He submitted his retirement notice in the fall, but Chief Glenn De Caire says he doesn’t want to leave the Hamilton Police Service after all.

De Caire submitted a letter to the police services board on Wednesday morning rescinding his retirement.

“I have listened and I have taken counsel from many members of the community,” De Caire said on the Bill Kelly Show on CHML Wednesday morning.

“I will offer my services to the board.”

'There's been tons of speculation, but my commitment to Hamilton always been demonstrated by my work, and nothing has changed here at all.'- Chief Glenn De Caire

De Caire’s contract ends in December 2014. In September, he publicly announced he wouldn’t seek an extension. The board has already spent about $20,000 looking for a new chief.

De Caire has been chief since November 2009, arriving from Toronto, where he served as a staff superintendent. His retirement notice came on the heels of a performance review last year.

The year was a tumultuous one between De Caire and city hall. Council asked him three times to trim the budget, and Coun. Terry Whitehead was placed on leave from the police services board after a private and public clash with De Caire. Whitehead has since returned.

In announcing his decision Wednesday morning, De Caire cited a recent community movement to get him to stay, a movement that has included a handful of well-known business names in Hamilton. His supporters cite a 19-per cent reduction in violent crime in 2012, and a decrease in robberies, he said.

“I have listened to the citizens and, literally, so many people have asked me to find a way to stay because they like what our people are doing,” he said.

Speculation around his retirement has been rampant. Among the rumours: that De Caire made an unsuccessful bid for another policing job, or that he was calling city hall's bluff during a time when his leadership was under scrutiny.

But De Caire insists his decision to rescind his retirement was "cumulative over the last 10 months."

"There's been tons of speculation, but my commitment to Hamilton always been demonstrated by my work, and nothing has changed here at all," he told CBC Hamilton. "I love the city and love the organization."

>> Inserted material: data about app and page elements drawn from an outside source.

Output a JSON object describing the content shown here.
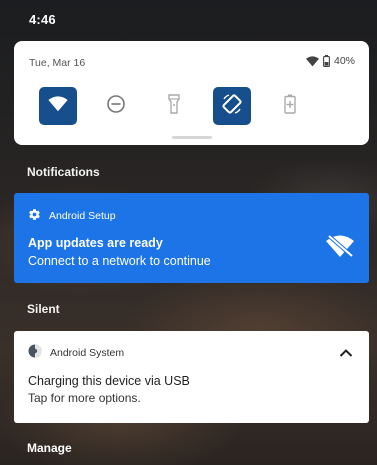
{
  "status_bar": {
    "time": "4:46"
  },
  "quick_settings": {
    "date": "Tue, Mar 16",
    "battery_percent": "40%",
    "tiles": [
      {
        "name": "wifi",
        "icon": "wifi-icon",
        "active": true
      },
      {
        "name": "do-not-disturb",
        "icon": "do-not-disturb-icon",
        "active": false
      },
      {
        "name": "flashlight",
        "icon": "flashlight-icon",
        "active": false
      },
      {
        "name": "auto-rotate",
        "icon": "auto-rotate-icon",
        "active": true
      },
      {
        "name": "battery-saver",
        "icon": "battery-saver-icon",
        "active": false
      }
    ]
  },
  "notifications": {
    "header": "Notifications",
    "setup": {
      "app_name": "Android Setup",
      "title": "App updates are ready",
      "text": "Connect to a network to continue",
      "app_icon": "gear-icon",
      "action_icon": "wifi-off-icon"
    }
  },
  "silent": {
    "header": "Silent",
    "system": {
      "app_name": "Android System",
      "title": "Charging this device via USB",
      "text": "Tap for more options.",
      "app_icon": "android-system-icon",
      "toggle_icon": "chevron-up-icon"
    }
  },
  "manage_label": "Manage",
  "colors": {
    "tile_active": "#174e8c",
    "setup_card": "#1d74e6",
    "panel": "#ffffff"
  }
}
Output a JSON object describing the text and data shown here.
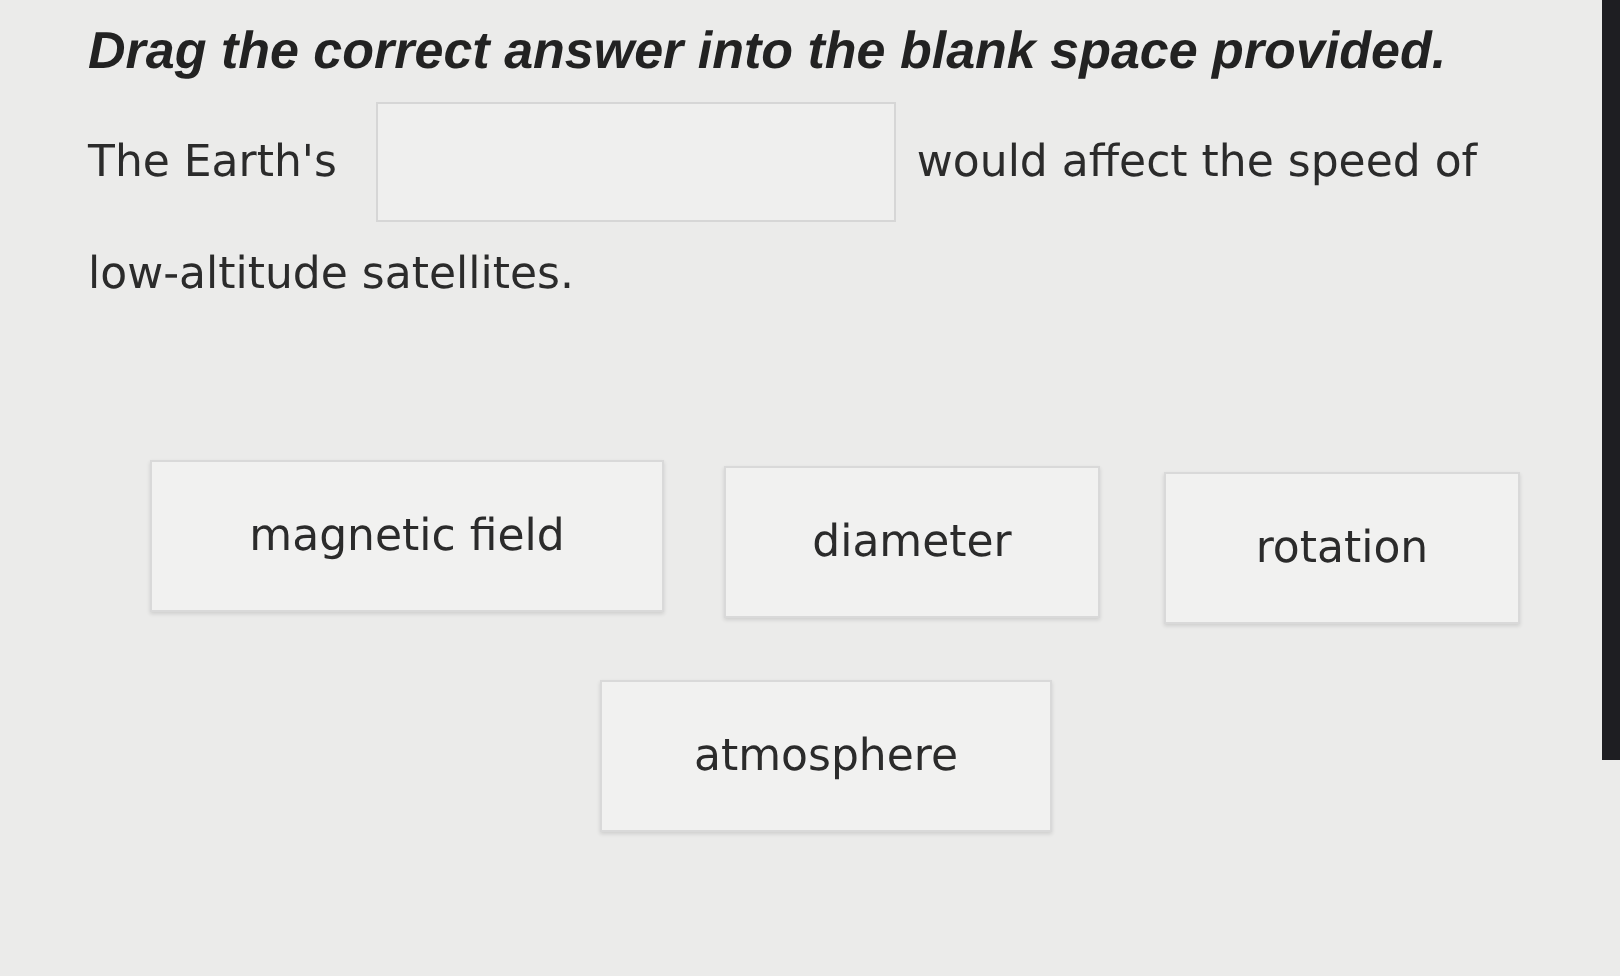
{
  "title": "Drag the correct answer into the blank space provided.",
  "prompt": {
    "before": "The Earth's",
    "after": "would affect the speed of",
    "continuation": "low-altitude satellites."
  },
  "options": [
    {
      "label": "magnetic field"
    },
    {
      "label": "diameter"
    },
    {
      "label": "rotation"
    },
    {
      "label": "atmosphere"
    }
  ]
}
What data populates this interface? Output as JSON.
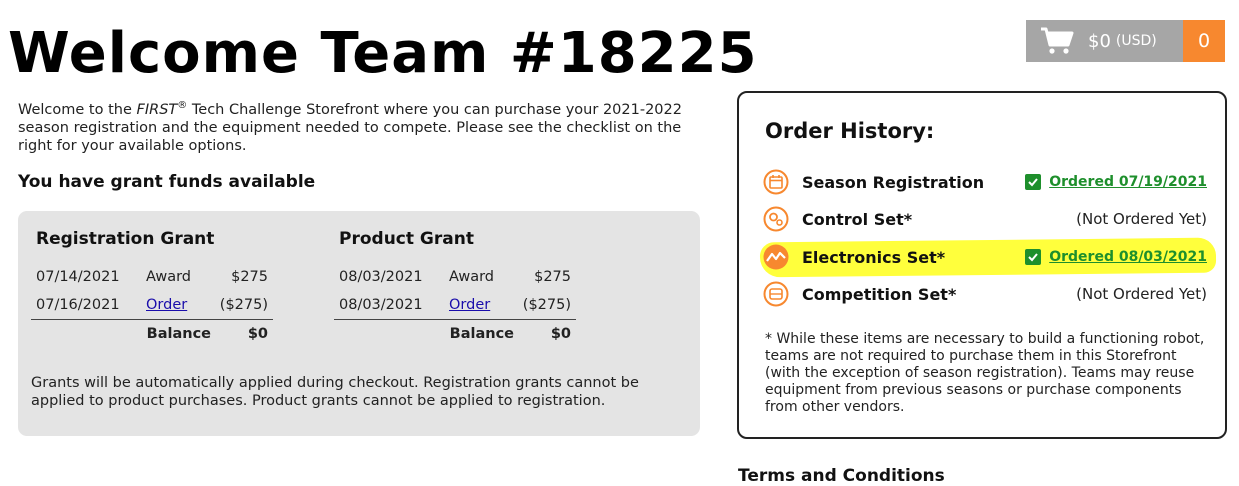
{
  "page_title": "Welcome Team #18225",
  "cart": {
    "amount": "$0",
    "currency": "(USD)",
    "count": "0",
    "icon": "shopping-cart-icon"
  },
  "intro": {
    "part1": "Welcome to the ",
    "first": "FIRST",
    "reg": "®",
    "part2": " Tech Challenge Storefront where you can purchase your 2021-2022 season registration and the equipment needed to compete. Please see the checklist on the right for your available options."
  },
  "grants": {
    "heading": "You have grant funds available",
    "items": [
      {
        "title": "Registration Grant",
        "rows": [
          {
            "date": "07/14/2021",
            "type": "Award",
            "amount": "$275"
          },
          {
            "date": "07/16/2021",
            "type": "Order",
            "amount": "($275)"
          }
        ],
        "balance_label": "Balance",
        "balance": "$0"
      },
      {
        "title": "Product Grant",
        "rows": [
          {
            "date": "08/03/2021",
            "type": "Award",
            "amount": "$275"
          },
          {
            "date": "08/03/2021",
            "type": "Order",
            "amount": "($275)"
          }
        ],
        "balance_label": "Balance",
        "balance": "$0"
      }
    ],
    "note": "Grants will be automatically applied during checkout. Registration grants cannot be applied to product purchases. Product grants cannot be applied to registration."
  },
  "order_history": {
    "title": "Order History:",
    "items": [
      {
        "name": "Season Registration",
        "status": "Ordered 07/19/2021",
        "ordered": true,
        "icon": "calendar-icon"
      },
      {
        "name": "Control Set*",
        "status": "(Not Ordered Yet)",
        "ordered": false,
        "icon": "gears-icon"
      },
      {
        "name": "Electronics Set*",
        "status": "Ordered 08/03/2021",
        "ordered": true,
        "icon": "signal-icon"
      },
      {
        "name": "Competition Set*",
        "status": "(Not Ordered Yet)",
        "ordered": false,
        "icon": "field-icon"
      }
    ],
    "note": "* While these items are necessary to build a functioning robot, teams are not required to purchase them in this Storefront (with the exception of season registration). Teams may reuse equipment from previous seasons or purchase components from other vendors."
  },
  "terms": "Terms and Conditions",
  "colors": {
    "accent": "#f7882f",
    "cart_bg": "#a6a6a6",
    "ordered_green": "#1e8f2c",
    "highlight": "#ffff3c",
    "grant_bg": "#e4e4e4"
  }
}
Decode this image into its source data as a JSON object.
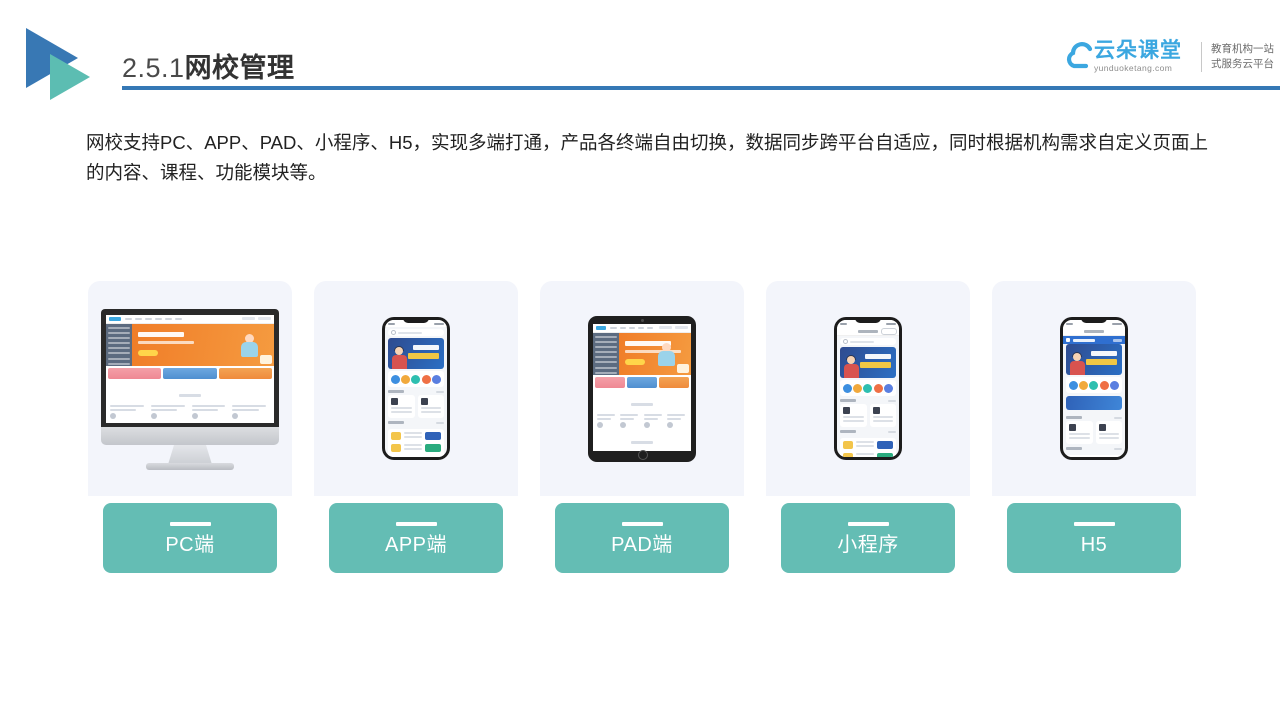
{
  "header": {
    "title_number": "2.5.1",
    "title_name": "网校管理",
    "logo_icon": "double-triangle-logo",
    "accent_blue": "#3578b5",
    "accent_teal": "#5cbdb2"
  },
  "brand": {
    "icon": "cloud-icon",
    "name": "云朵课堂",
    "domain": "yunduoketang.com",
    "tagline_line1": "教育机构一站",
    "tagline_line2": "式服务云平台",
    "color": "#3ba7e0"
  },
  "intro": {
    "paragraph": "网校支持PC、APP、PAD、小程序、H5，实现多端打通，产品各终端自由切换，数据同步跨平台自适应，同时根据机构需求自定义页面上的内容、课程、功能模块等。"
  },
  "cards": [
    {
      "label": "PC端",
      "device": "desktop-monitor"
    },
    {
      "label": "APP端",
      "device": "smartphone"
    },
    {
      "label": "PAD端",
      "device": "tablet"
    },
    {
      "label": "小程序",
      "device": "smartphone-miniprogram"
    },
    {
      "label": "H5",
      "device": "smartphone-browser"
    }
  ],
  "colors": {
    "label_box": "#64bdb4",
    "card_panel": "#f3f5fb",
    "title_text": "#333333"
  }
}
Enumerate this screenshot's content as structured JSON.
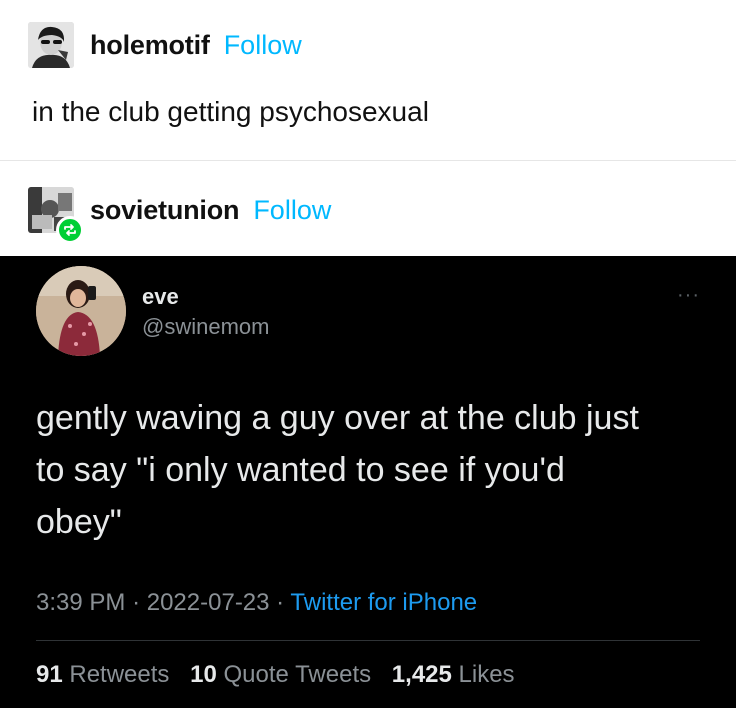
{
  "post1": {
    "username": "holemotif",
    "follow_label": "Follow",
    "caption": "in the club getting psychosexual"
  },
  "post2": {
    "username": "sovietunion",
    "follow_label": "Follow",
    "reblog_icon": "reblog-icon"
  },
  "tweet": {
    "display_name": "eve",
    "handle": "@swinemom",
    "more_label": "···",
    "text": "gently waving a guy over at the club just\nto say \"i only wanted to see if you'd\nobey\"",
    "time": "3:39 PM",
    "date": "2022-07-23",
    "dot": "·",
    "source": "Twitter for iPhone",
    "retweets_count": "91",
    "retweets_label": "Retweets",
    "quotes_count": "10",
    "quotes_label": "Quote Tweets",
    "likes_count": "1,425",
    "likes_label": "Likes"
  },
  "colors": {
    "follow": "#00b8ff",
    "reblog_badge": "#00cf35",
    "tweet_bg": "#000000",
    "twitter_blue": "#1d9bf0",
    "muted": "#8b9196"
  }
}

The board will deal with De Caire’s letter in an in-camera session Monday. The closed-door debate in the fall over his resignation was heated, with members voting 4-3 to accept his retirement.

Whitehead is open to considering the letter. Until now, the board hasn't been in a position to ask the chief to stay, he said.

"It would have to be pretty compelling an argument," he said. But Wednesday's letter is "a start."

The board has budgeted $80,000 for a consultant to help find a chief and deputy chief. So far, the board has spent about $20,000 to find a new chief and $10,000 on the deputy search, Coun. Chad Collins said.

The process doesn't look good to the general public, but like staffing senior positions happens "on the golf course," Collins said. He plans to try to incorporate hiring practices into a lobbyist registry that will come to council next week.